Roy Scheider gives a wonderful almost easy to miss performance as a tired small time civil servant. The obvious choice of Police Chief Wiggum just doesn’t measure up to even that basic level of adequacy. Wiggum is a grossly incompetent, corrupt, lazy, hack who’d have sided with Amity’s sleazy mayor and kept the beaches open, just so he wouldn’t have to paint the signs declaring them closed. Even in a normally peaceful town like Amity, Clancy wouldn’t cut the mustard. Digging deep into The Simpsons later years, its landmark 200 episode, we settled on single appearance character Ray Patterson to take Scheider’s role. Martin Brody’s defining character trait is being a competent public servant who just wants to do his job in peace. Had Homer not pushed Patterson so far, it is likely Springfield’s Sanitation Commissioner would never have relocated to Massachusetts and taken up the badge as seaside protector.

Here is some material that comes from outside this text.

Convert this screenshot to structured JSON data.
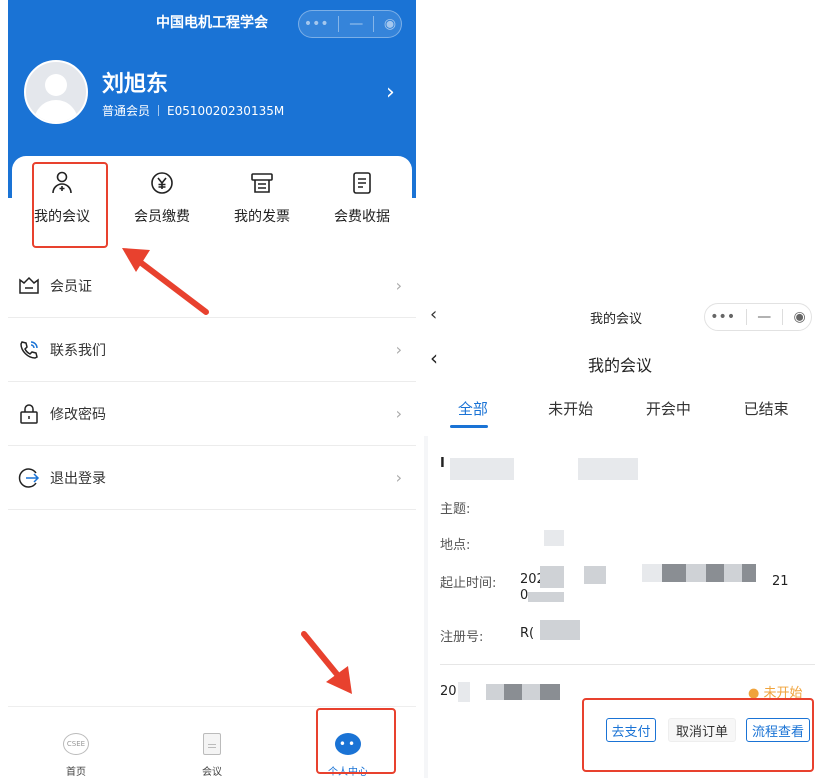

Toping every other role in the movie Robert Shaw delivered the performance of a lifetime and gave JAWS an emotional anchor. All of Quint’s scenes, even at first when he’s just in the background, are notable. Each time JAWS wants to up the ante Spielberg leaves Quint to mark the moment. When he first drags his hands down that chalkboard cutting through the chaos of idiots at the town hall meeting; the belittling sarcasm and threats as the Orca preps to leave Amity for the big hunt; his revealing story about the Indianapolis and the fate of its crew poignantly transforms a movie about a big fish into a story about people by making this crude ass ship’s captain relatable and humble. As much as JAWS is about a shark terrorizing a small town, it’s also about a man who has lived his life taking revenge on the ocean, realizing too late that this is the last battle and he won’t win.
Do you imagine The Sea Captain in that role? A man who still laments the loss of his Gameboy and can’t handle the destruction wrought by one customer at his all you can eat seafood restaurant? No, The Sea Captain isn’t up to the challenge of leading the Orca.
Groundskeeper Willie though has been wrestling wolves since childhood, and practically grew up in a soccer riot. He’s by no means a “Cheese eating surrender monkey.” Lets also not forget the steely resolve it takes to do cult deprogramming … well, maybe we should forget that, along with his inability to rescue baby turtles. Suffice to say, despite some character flaws, Willie is still Springfield’s most natural adventure hero. If you’re a fan of comic books, Quint and Willy are the equivalent of Wolverine or Snake-Eyes, the character you’re drawn to just because you just know they’re going to get sh*t done in the most awesome way possible—Importantly, JAWS even subverts that expectation.
JAWS isn’t necessarily a deep film, but it is well made. Speilberg and Benchley knew well enough when constructing their story that the characters needed have some inner life, least it just become a horror flick set in the water. Changes were made from the novel to make the characters people you’d want to spend time with and feel sympathy for. Rather than give the shark any character or an excuse to root for it, Jaws is nothing more than a force of nature—the inevitability of death. Without their attention to details like this, JAWS might still have been fun, but it wouldn’t have wound up so embedded in our consciousness.